- Stocks are volatile. While bonds have a defined term and are designed to mature at "par" at the end of that term, stocks are open ended investments and their price will bounce around considerably with any number of market influences. This price movement can easily erode any value derived from the dividends, especially if the investor has to sell for liquidity during a "dip" in price.
- Dividends are discretionary. Again, consider the contrast to bonds: the coupon and maturity on a bond are contractual; if the company fails to honor the terms of the bond, they are in default and the bond owners have legal recourse. Dividends are at the discretion of the company's board; a company can suspend dividends at any time and for a variety of reasons.
- Dividends are volatile. As mentioned above, a company can stop paying a dividend at time, and may also raise or lower dividends for a number of reasons. During the fallout of the 2008 "great recession", General Electric cut their dividend substantially. Below is a 10 year chart of the GE payout in $ per share:

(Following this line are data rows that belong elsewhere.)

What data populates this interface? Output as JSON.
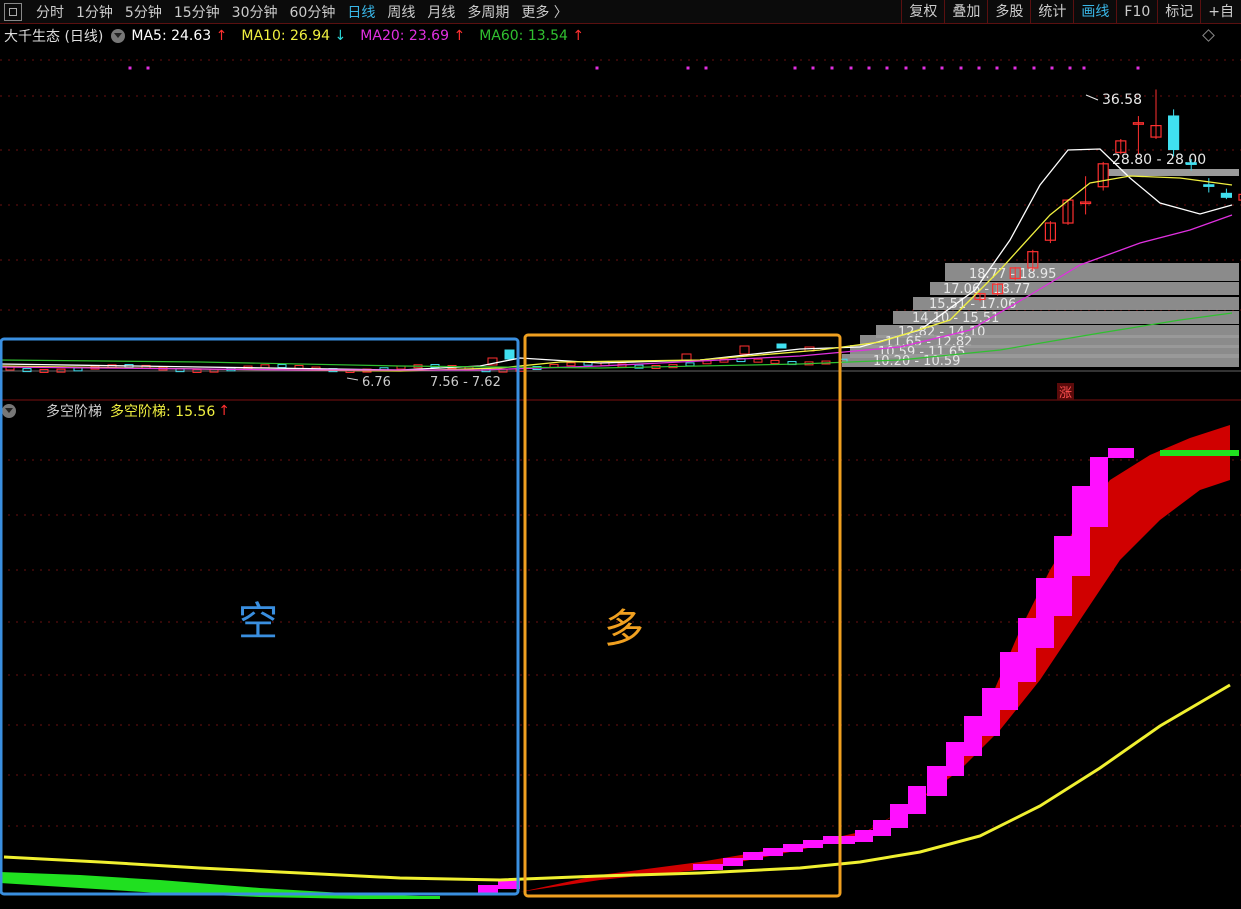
{
  "toolbar": {
    "periods": [
      "分时",
      "1分钟",
      "5分钟",
      "15分钟",
      "30分钟",
      "60分钟",
      "日线",
      "周线",
      "月线",
      "多周期",
      "更多 〉"
    ],
    "active_period": "日线",
    "right_buttons": [
      "复权",
      "叠加",
      "多股",
      "统计",
      "画线",
      "F10",
      "标记",
      "+自"
    ],
    "active_right": "画线"
  },
  "legend": {
    "title": "大千生态 (日线)",
    "ma5": "MA5: 24.63",
    "ma5_dir": "↑",
    "ma10": "MA10: 26.94",
    "ma10_dir": "↓",
    "ma20": "MA20: 23.69",
    "ma20_dir": "↑",
    "ma60": "MA60: 13.54",
    "ma60_dir": "↑"
  },
  "indicator_legend": {
    "name": "多空阶梯",
    "value_label": "多空阶梯: 15.56",
    "dir": "↑"
  },
  "annotations": {
    "bear_label": "空",
    "bull_label": "多",
    "zhang": "涨"
  },
  "colors": {
    "ma5": "#ffffff",
    "ma10": "#f0f040",
    "ma20": "#e030e0",
    "ma60": "#30c030",
    "up": "#ff3030",
    "down": "#40e0f0",
    "bear_box": "#3a8fe0",
    "bull_box": "#f0a020",
    "step_up": "#ff10ff",
    "step_down": "#20e020",
    "band": "#d00000",
    "indicator_line": "#f0f030"
  },
  "chart_data": {
    "type": "candlestick",
    "price_labels": {
      "high": "36.58",
      "low": "6.76",
      "low_range": "7.56 - 7.62",
      "resistance": "28.80 - 28.00"
    },
    "volume_profile": [
      "18.77 - 18.95",
      "17.06 - 18.77",
      "15.51 - 17.06",
      "14.10 - 15.51",
      "12.82 - 14.10",
      "11.65 - 12.82",
      "10.59 - 11.65",
      "10.20 - 10.59"
    ],
    "late_candles": [
      {
        "o": 14.6,
        "c": 15.2,
        "h": 15.3,
        "l": 14.4
      },
      {
        "o": 15.2,
        "c": 16.2,
        "h": 16.3,
        "l": 15.0
      },
      {
        "o": 16.8,
        "c": 17.9,
        "h": 18.0,
        "l": 16.6
      },
      {
        "o": 17.9,
        "c": 19.6,
        "h": 19.8,
        "l": 17.6
      },
      {
        "o": 20.8,
        "c": 22.6,
        "h": 22.8,
        "l": 20.5
      },
      {
        "o": 22.6,
        "c": 25.0,
        "h": 25.1,
        "l": 22.4
      },
      {
        "o": 24.7,
        "c": 24.8,
        "h": 27.5,
        "l": 23.5
      },
      {
        "o": 26.4,
        "c": 28.8,
        "h": 29.0,
        "l": 26.0
      },
      {
        "o": 30.0,
        "c": 31.2,
        "h": 31.4,
        "l": 29.8
      },
      {
        "o": 33.0,
        "c": 33.1,
        "h": 33.8,
        "l": 29.8
      },
      {
        "o": 31.6,
        "c": 32.8,
        "h": 36.58,
        "l": 31.4
      },
      {
        "o": 33.8,
        "c": 30.3,
        "h": 34.5,
        "l": 29.6
      },
      {
        "o": 28.9,
        "c": 28.8,
        "h": 29.3,
        "l": 28.1
      },
      {
        "o": 26.6,
        "c": 26.5,
        "h": 27.3,
        "l": 25.8
      },
      {
        "o": 25.7,
        "c": 25.3,
        "h": 26.2,
        "l": 25.1
      },
      {
        "o": 25.0,
        "c": 25.6,
        "h": 25.9,
        "l": 24.9
      },
      {
        "o": 25.3,
        "c": 26.0,
        "h": 26.2,
        "l": 25.2
      },
      {
        "o": 25.7,
        "c": 26.6,
        "h": 26.8,
        "l": 25.6
      },
      {
        "o": 26.4,
        "c": 28.5,
        "h": 29.0,
        "l": 26.2
      }
    ]
  }
}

To summarize, dividend paying stocks may be a reasonable fit for investors seeking income, but those stocks come with considerable risks and volatility that must be considered within the broader context of the investor's risk tolerance and investment objectives.